Exercise directions: Below are records; report the number of lines in them that include the word "Page", with no other text.

Available data:
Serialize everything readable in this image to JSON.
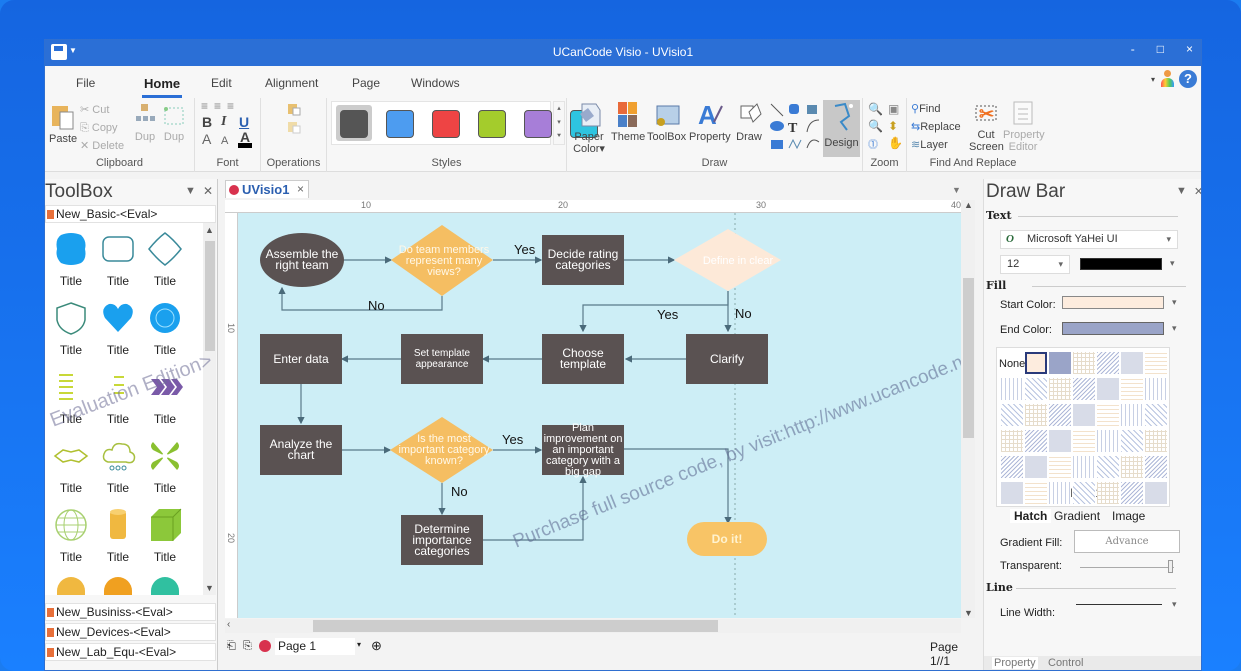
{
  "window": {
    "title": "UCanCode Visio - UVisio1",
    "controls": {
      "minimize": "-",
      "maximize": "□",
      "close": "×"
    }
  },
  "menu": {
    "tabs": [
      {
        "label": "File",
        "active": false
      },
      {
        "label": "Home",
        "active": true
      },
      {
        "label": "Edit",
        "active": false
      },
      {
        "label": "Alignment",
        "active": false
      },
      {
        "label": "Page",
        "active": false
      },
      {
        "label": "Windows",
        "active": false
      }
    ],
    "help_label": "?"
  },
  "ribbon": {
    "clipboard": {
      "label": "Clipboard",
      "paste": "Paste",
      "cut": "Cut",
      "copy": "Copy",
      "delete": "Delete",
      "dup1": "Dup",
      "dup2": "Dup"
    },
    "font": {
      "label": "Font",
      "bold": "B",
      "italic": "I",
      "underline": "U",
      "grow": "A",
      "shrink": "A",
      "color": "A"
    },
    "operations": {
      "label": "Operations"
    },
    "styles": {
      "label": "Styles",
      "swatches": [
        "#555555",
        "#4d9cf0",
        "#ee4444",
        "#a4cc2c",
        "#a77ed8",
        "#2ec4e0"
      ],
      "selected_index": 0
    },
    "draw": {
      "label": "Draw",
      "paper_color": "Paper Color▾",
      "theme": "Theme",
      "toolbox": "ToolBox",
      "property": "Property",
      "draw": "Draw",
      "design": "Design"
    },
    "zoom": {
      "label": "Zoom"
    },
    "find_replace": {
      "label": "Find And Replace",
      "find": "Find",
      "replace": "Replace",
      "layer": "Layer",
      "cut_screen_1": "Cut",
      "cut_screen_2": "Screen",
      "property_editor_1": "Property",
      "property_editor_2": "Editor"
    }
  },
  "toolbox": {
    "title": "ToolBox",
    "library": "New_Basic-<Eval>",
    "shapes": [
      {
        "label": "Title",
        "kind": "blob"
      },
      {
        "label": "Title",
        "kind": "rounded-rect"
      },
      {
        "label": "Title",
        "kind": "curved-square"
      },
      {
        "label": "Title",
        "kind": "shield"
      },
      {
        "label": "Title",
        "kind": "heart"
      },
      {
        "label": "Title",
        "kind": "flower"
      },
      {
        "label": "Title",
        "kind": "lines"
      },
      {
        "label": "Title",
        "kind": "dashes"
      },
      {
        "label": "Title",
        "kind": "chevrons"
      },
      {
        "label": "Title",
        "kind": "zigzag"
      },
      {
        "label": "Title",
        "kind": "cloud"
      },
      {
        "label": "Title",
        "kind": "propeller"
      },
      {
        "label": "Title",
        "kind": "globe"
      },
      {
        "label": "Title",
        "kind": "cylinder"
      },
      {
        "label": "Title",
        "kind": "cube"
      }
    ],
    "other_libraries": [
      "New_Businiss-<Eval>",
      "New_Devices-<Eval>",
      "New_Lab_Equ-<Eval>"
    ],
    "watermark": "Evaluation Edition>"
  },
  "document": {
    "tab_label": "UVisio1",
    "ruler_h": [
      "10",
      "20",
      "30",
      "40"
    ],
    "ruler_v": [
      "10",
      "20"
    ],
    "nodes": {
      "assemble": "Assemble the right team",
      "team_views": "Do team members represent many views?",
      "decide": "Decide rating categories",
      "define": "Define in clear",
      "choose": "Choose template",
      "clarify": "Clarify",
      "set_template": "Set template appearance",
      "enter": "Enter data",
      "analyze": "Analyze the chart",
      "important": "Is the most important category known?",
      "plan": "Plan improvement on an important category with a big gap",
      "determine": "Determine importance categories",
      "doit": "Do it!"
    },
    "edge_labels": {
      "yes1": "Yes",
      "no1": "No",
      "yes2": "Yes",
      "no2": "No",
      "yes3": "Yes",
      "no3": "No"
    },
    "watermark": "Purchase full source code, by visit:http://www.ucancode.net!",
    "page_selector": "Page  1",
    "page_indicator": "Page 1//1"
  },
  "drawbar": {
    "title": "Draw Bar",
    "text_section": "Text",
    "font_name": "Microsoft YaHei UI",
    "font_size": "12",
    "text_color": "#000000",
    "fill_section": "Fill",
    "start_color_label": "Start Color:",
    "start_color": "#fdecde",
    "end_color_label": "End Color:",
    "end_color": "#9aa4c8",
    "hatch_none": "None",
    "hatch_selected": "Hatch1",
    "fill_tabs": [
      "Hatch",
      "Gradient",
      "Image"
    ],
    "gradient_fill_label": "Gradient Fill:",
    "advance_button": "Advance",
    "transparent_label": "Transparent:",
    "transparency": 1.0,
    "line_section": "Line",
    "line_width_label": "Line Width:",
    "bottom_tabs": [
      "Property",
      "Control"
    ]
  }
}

Answer to the exercise: 3